Repeat each entry in the listing word for word.

Exercise inputs:
BEGIN
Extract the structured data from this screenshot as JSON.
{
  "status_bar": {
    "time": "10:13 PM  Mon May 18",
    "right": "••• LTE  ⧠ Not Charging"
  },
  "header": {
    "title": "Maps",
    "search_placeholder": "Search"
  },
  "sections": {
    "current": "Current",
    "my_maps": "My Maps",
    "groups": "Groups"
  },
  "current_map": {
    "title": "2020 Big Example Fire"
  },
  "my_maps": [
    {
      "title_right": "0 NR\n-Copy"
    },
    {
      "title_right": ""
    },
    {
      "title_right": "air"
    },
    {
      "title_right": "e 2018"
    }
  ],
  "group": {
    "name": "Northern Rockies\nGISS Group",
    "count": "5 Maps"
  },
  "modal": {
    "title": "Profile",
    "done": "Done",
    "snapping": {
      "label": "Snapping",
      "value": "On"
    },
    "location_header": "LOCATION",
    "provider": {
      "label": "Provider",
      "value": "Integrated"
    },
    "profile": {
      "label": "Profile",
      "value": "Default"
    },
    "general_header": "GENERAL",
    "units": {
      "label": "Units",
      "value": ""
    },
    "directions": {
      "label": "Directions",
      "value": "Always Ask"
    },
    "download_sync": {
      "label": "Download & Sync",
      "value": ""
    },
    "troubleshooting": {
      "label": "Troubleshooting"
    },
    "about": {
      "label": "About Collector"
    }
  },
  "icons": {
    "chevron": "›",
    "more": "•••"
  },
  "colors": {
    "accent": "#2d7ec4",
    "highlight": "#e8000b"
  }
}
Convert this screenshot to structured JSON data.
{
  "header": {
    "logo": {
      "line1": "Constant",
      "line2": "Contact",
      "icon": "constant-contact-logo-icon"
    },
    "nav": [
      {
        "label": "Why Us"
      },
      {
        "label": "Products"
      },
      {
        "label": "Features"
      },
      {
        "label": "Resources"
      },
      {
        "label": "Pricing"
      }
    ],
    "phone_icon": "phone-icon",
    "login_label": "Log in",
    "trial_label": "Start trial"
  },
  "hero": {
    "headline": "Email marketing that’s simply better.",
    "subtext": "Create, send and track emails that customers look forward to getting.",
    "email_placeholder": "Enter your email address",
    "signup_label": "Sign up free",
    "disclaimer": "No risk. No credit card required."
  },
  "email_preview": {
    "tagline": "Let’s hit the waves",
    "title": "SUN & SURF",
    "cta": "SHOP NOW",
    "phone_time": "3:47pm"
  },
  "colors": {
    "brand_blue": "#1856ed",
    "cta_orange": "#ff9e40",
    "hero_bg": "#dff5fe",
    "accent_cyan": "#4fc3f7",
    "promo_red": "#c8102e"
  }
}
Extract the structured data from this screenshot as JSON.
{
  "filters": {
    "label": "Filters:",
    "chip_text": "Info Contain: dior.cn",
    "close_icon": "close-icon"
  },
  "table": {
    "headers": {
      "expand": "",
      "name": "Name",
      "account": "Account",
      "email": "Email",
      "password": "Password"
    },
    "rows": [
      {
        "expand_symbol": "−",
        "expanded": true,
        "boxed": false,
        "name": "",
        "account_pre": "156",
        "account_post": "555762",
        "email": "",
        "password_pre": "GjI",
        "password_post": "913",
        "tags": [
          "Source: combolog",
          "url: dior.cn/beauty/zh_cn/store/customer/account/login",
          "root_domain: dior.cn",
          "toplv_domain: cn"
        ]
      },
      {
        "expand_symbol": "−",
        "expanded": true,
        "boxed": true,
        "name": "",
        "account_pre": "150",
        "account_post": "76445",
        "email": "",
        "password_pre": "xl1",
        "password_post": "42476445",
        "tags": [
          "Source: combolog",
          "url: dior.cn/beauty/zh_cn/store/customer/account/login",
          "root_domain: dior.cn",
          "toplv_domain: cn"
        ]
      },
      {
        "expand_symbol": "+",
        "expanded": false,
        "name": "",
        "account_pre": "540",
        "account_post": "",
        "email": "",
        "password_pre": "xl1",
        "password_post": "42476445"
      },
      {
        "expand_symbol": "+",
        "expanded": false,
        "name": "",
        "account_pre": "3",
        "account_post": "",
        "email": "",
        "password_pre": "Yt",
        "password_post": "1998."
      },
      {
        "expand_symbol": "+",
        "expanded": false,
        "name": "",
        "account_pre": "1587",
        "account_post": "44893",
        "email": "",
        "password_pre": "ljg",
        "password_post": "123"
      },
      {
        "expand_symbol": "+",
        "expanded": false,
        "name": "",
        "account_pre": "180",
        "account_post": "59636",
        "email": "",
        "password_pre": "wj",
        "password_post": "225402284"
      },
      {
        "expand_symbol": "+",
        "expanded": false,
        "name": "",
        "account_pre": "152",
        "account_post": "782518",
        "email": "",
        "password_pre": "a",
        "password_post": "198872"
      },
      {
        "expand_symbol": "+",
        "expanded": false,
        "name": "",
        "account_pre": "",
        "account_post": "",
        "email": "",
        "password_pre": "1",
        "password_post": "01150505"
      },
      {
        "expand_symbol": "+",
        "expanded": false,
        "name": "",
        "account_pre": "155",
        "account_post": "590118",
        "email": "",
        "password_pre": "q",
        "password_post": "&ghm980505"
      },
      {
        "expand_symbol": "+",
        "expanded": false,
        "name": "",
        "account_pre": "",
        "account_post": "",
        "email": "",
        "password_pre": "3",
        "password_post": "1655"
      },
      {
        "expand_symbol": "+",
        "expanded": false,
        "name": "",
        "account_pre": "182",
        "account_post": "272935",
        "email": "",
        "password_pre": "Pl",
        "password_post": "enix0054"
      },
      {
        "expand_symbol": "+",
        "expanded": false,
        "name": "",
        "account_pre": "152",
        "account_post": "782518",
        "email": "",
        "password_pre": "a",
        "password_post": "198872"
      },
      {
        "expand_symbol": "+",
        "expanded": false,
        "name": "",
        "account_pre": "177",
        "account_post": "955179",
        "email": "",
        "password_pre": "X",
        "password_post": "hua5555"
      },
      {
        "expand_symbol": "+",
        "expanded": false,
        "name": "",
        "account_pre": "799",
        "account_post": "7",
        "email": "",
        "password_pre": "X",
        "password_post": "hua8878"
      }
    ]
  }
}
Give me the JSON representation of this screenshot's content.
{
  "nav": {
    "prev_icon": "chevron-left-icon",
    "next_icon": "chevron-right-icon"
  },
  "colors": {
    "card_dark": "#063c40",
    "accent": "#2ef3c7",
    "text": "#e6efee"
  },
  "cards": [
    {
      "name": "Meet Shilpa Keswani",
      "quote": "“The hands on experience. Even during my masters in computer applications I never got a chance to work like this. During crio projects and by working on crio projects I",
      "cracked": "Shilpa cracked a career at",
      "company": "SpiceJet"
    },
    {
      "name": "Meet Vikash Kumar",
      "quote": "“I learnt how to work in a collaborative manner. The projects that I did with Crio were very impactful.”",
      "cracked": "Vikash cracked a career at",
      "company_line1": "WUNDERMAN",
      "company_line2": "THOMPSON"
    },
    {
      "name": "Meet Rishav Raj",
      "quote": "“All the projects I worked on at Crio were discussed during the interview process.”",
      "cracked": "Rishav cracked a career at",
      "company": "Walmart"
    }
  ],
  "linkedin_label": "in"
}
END
Response area:
Extract the structured data from this screenshot as JSON.
{
  "status_bar": {
    "time": "10:13 PM  Mon May 18",
    "right": "••• LTE  ⧠ Not Charging"
  },
  "header": {
    "title": "Maps",
    "search_placeholder": "Search"
  },
  "sections": {
    "current": "Current",
    "my_maps": "My Maps",
    "groups": "Groups"
  },
  "current_map": {
    "title": "2020 Big Example Fire"
  },
  "my_maps": [
    {
      "title_right": "0 NR\n-Copy"
    },
    {
      "title_right": ""
    },
    {
      "title_right": "air"
    },
    {
      "title_right": "e 2018"
    }
  ],
  "group": {
    "name": "Northern Rockies\nGISS Group",
    "count": "5 Maps"
  },
  "modal": {
    "title": "Profile",
    "done": "Done",
    "snapping": {
      "label": "Snapping",
      "value": "On"
    },
    "location_header": "LOCATION",
    "provider": {
      "label": "Provider",
      "value": "Integrated"
    },
    "profile": {
      "label": "Profile",
      "value": "Default"
    },
    "general_header": "GENERAL",
    "units": {
      "label": "Units",
      "value": ""
    },
    "directions": {
      "label": "Directions",
      "value": "Always Ask"
    },
    "download_sync": {
      "label": "Download & Sync",
      "value": ""
    },
    "troubleshooting": {
      "label": "Troubleshooting"
    },
    "about": {
      "label": "About Collector"
    }
  },
  "icons": {
    "chevron": "›",
    "more": "•••"
  },
  "colors": {
    "accent": "#2d7ec4",
    "highlight": "#e8000b"
  }
}
Convert this screenshot to structured JSON data.
{
  "header": {
    "logo": {
      "line1": "Constant",
      "line2": "Contact",
      "icon": "constant-contact-logo-icon"
    },
    "nav": [
      {
        "label": "Why Us"
      },
      {
        "label": "Products"
      },
      {
        "label": "Features"
      },
      {
        "label": "Resources"
      },
      {
        "label": "Pricing"
      }
    ],
    "phone_icon": "phone-icon",
    "login_label": "Log in",
    "trial_label": "Start trial"
  },
  "hero": {
    "headline": "Email marketing that’s simply better.",
    "subtext": "Create, send and track emails that customers look forward to getting.",
    "email_placeholder": "Enter your email address",
    "signup_label": "Sign up free",
    "disclaimer": "No risk. No credit card required."
  },
  "email_preview": {
    "tagline": "Let’s hit the waves",
    "title": "SUN & SURF",
    "cta": "SHOP NOW",
    "phone_time": "3:47pm"
  },
  "colors": {
    "brand_blue": "#1856ed",
    "cta_orange": "#ff9e40",
    "hero_bg": "#dff5fe",
    "accent_cyan": "#4fc3f7",
    "promo_red": "#c8102e"
  }
}
Extract the structured data from this screenshot as JSON.
{
  "filters": {
    "label": "Filters:",
    "chip_text": "Info Contain: dior.cn",
    "close_icon": "close-icon"
  },
  "table": {
    "headers": {
      "expand": "",
      "name": "Name",
      "account": "Account",
      "email": "Email",
      "password": "Password"
    },
    "rows": [
      {
        "expand_symbol": "−",
        "expanded": true,
        "boxed": false,
        "name": "",
        "account_pre": "156",
        "account_post": "555762",
        "email": "",
        "password_pre": "GjI",
        "password_post": "913",
        "tags": [
          "Source: combolog",
          "url: dior.cn/beauty/zh_cn/store/customer/account/login",
          "root_domain: dior.cn",
          "toplv_domain: cn"
        ]
      },
      {
        "expand_symbol": "−",
        "expanded": true,
        "boxed": true,
        "name": "",
        "account_pre": "150",
        "account_post": "76445",
        "email": "",
        "password_pre": "xl1",
        "password_post": "42476445",
        "tags": [
          "Source: combolog",
          "url: dior.cn/beauty/zh_cn/store/customer/account/login",
          "root_domain: dior.cn",
          "toplv_domain: cn"
        ]
      },
      {
        "expand_symbol": "+",
        "expanded": false,
        "name": "",
        "account_pre": "540",
        "account_post": "",
        "email": "",
        "password_pre": "xl1",
        "password_post": "42476445"
      },
      {
        "expand_symbol": "+",
        "expanded": false,
        "name": "",
        "account_pre": "3",
        "account_post": "",
        "email": "",
        "password_pre": "Yt",
        "password_post": "1998."
      },
      {
        "expand_symbol": "+",
        "expanded": false,
        "name": "",
        "account_pre": "1587",
        "account_post": "44893",
        "email": "",
        "password_pre": "ljg",
        "password_post": "123"
      },
      {
        "expand_symbol": "+",
        "expanded": false,
        "name": "",
        "account_pre": "180",
        "account_post": "59636",
        "email": "",
        "password_pre": "wj",
        "password_post": "225402284"
      },
      {
        "expand_symbol": "+",
        "expanded": false,
        "name": "",
        "account_pre": "152",
        "account_post": "782518",
        "email": "",
        "password_pre": "a",
        "password_post": "198872"
      },
      {
        "expand_symbol": "+",
        "expanded": false,
        "name": "",
        "account_pre": "",
        "account_post": "",
        "email": "",
        "password_pre": "1",
        "password_post": "01150505"
      },
      {
        "expand_symbol": "+",
        "expanded": false,
        "name": "",
        "account_pre": "155",
        "account_post": "590118",
        "email": "",
        "password_pre": "q",
        "password_post": "&ghm980505"
      },
      {
        "expand_symbol": "+",
        "expanded": false,
        "name": "",
        "account_pre": "",
        "account_post": "",
        "email": "",
        "password_pre": "3",
        "password_post": "1655"
      },
      {
        "expand_symbol": "+",
        "expanded": false,
        "name": "",
        "account_pre": "182",
        "account_post": "272935",
        "email": "",
        "password_pre": "Pl",
        "password_post": "enix0054"
      },
      {
        "expand_symbol": "+",
        "expanded": false,
        "name": "",
        "account_pre": "152",
        "account_post": "782518",
        "email": "",
        "password_pre": "a",
        "password_post": "198872"
      },
      {
        "expand_symbol": "+",
        "expanded": false,
        "name": "",
        "account_pre": "177",
        "account_post": "955179",
        "email": "",
        "password_pre": "X",
        "password_post": "hua5555"
      },
      {
        "expand_symbol": "+",
        "expanded": false,
        "name": "",
        "account_pre": "799",
        "account_post": "7",
        "email": "",
        "password_pre": "X",
        "password_post": "hua8878"
      }
    ]
  }
}
Give me the JSON representation of this screenshot's content.
{
  "nav": {
    "prev_icon": "chevron-left-icon",
    "next_icon": "chevron-right-icon"
  },
  "colors": {
    "card_dark": "#063c40",
    "accent": "#2ef3c7",
    "text": "#e6efee"
  },
  "cards": [
    {
      "name": "Meet Shilpa Keswani",
      "quote": "“The hands on experience. Even during my masters in computer applications I never got a chance to work like this. During crio projects and by working on crio projects I",
      "cracked": "Shilpa cracked a career at",
      "company": "SpiceJet"
    },
    {
      "name": "Meet Vikash Kumar",
      "quote": "“I learnt how to work in a collaborative manner. The projects that I did with Crio were very impactful.”",
      "cracked": "Vikash cracked a career at",
      "company_line1": "WUNDERMAN",
      "company_line2": "THOMPSON"
    },
    {
      "name": "Meet Rishav Raj",
      "quote": "“All the projects I worked on at Crio were discussed during the interview process.”",
      "cracked": "Rishav cracked a career at",
      "company": "Walmart"
    }
  ],
  "linkedin_label": "in"
}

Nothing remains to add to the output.